A rise in sea levels could also increase the risk of coastal flooding and more intense rainfall could cause problems with flooding in urban centres.
What caused Canada's warming?
Canada's rapid warming is due to a number of factors, including a loss of snow and sea ice, which is increasing the absorption of solar radiation and causing larger surface warming than in other regions, according to the report.
Despite the bleak projections, the report notes that the amount of warming could be limited if global action is taken by drastically reducing "carbon emissions to near zero early in the second half of the century and [reducing] emissions of other greenhouse gases substantially".
Canada is one of nearly 200 countries that have signed on to the Paris Agreement - a single global agreement on tackling climate change that seeks to keep temperatures "well below" 2C above pre-industrial times and "endeavour to limit" them even more, to 1.5C.

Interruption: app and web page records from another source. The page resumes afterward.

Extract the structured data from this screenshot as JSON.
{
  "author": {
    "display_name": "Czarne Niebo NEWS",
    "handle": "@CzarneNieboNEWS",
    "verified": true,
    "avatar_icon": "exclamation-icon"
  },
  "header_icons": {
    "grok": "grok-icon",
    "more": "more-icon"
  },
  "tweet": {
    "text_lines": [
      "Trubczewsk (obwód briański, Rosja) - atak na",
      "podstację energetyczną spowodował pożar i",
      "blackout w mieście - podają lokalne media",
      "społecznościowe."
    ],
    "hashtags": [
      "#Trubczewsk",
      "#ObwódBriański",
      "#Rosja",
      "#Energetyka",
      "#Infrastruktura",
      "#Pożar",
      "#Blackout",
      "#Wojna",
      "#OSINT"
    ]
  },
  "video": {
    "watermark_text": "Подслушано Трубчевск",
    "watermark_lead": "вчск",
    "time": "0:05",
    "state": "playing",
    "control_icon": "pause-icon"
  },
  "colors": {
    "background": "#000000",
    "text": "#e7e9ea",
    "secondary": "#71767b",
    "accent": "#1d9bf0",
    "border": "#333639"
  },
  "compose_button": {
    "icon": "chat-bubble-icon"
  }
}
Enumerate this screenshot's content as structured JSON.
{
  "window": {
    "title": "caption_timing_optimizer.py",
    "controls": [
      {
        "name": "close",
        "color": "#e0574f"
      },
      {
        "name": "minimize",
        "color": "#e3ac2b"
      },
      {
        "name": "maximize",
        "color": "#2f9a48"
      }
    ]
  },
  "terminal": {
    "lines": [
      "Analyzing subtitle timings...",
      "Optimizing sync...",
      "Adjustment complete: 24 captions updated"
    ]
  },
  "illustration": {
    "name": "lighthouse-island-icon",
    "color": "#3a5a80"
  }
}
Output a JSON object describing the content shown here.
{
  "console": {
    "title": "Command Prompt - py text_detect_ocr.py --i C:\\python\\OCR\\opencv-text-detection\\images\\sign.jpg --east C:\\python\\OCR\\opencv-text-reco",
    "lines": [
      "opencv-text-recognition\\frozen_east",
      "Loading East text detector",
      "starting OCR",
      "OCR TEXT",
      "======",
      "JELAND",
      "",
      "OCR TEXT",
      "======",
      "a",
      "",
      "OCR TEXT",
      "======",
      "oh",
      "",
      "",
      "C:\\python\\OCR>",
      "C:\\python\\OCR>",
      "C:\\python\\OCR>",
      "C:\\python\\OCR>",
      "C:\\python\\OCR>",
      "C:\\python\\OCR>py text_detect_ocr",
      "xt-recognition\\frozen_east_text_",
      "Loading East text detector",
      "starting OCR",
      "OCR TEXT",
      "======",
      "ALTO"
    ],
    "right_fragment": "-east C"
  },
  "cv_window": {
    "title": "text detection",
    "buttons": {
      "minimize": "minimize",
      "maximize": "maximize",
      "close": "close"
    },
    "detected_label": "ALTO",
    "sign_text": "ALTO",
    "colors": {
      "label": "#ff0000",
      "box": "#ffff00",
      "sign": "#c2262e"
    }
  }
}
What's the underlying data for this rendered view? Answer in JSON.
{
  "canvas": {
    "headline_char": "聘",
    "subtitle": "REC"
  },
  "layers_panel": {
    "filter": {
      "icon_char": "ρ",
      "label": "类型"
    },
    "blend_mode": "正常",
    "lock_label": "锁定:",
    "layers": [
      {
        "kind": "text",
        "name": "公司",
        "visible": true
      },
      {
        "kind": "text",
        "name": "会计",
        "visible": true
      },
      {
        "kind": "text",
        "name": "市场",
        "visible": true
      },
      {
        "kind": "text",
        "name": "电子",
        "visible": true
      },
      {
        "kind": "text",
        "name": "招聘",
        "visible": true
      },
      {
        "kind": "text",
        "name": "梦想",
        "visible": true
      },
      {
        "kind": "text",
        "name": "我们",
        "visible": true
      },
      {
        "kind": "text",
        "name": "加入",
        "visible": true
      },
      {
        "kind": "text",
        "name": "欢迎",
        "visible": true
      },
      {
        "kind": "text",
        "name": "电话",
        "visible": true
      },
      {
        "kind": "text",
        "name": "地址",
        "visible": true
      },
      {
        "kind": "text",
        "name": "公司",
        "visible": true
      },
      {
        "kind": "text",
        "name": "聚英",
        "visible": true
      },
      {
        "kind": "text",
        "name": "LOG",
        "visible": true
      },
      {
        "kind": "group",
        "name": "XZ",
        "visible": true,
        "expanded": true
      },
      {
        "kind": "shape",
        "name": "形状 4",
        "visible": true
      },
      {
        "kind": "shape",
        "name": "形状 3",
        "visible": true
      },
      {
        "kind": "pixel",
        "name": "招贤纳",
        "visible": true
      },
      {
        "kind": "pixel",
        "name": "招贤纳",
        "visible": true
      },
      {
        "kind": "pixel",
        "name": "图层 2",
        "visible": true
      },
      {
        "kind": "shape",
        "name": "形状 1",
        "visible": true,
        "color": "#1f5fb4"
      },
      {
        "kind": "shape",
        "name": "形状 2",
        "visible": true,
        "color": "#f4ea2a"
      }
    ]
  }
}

The Canadian government says it will meet the Paris target of cutting emissions to 30% below 2005 levels by 2030 despite the fact that a number of official reports indicate the country is unlikely to meet its reduction targets without significant effort.
Is public opinion changing?
University of Toronto professor Matthew Hoffmann told the BBC that, like the recent Intergovernmental Panel on Climate Change report, this one underscores the warnings about the impact of climate change.
"This is yet another reaffirmation of the urgency of this problem," he said.
Civil society appeared to be at a "tipping point" on the issue with public opinion moving in support of governments taking action.
Mr Hoffmann points to recent student protests in the UK, Canada and elsewhere pushing for governments to take active steps to tackle the problem.
"People are starting to feel climate change - it's starting to be part of their lived experience," he said.
What else is the government doing?
Prime Minister Justin Trudeau warned the country's provinces two years ago that they needed to come up with plans by 1 April setting out how they would contribute to Canada's reduction targets.
The four that the government accuses of failing to do so are Ontario, Manitoba, Saskatchewan and New Brunswick.
The carbon tax will be added to the cost of fuel - 4.4 Canadian cents (3.6 US cents) per litre initially - equivalent to 20 Canadian dollars per tonne of carbon produced, more than doubling by 2022.
However, households are expected to be compensated by the federal government in the form of "climate action incentive" rebates.
The opposition Conservatives have vowed to scrap the tax should they win federal elections in October.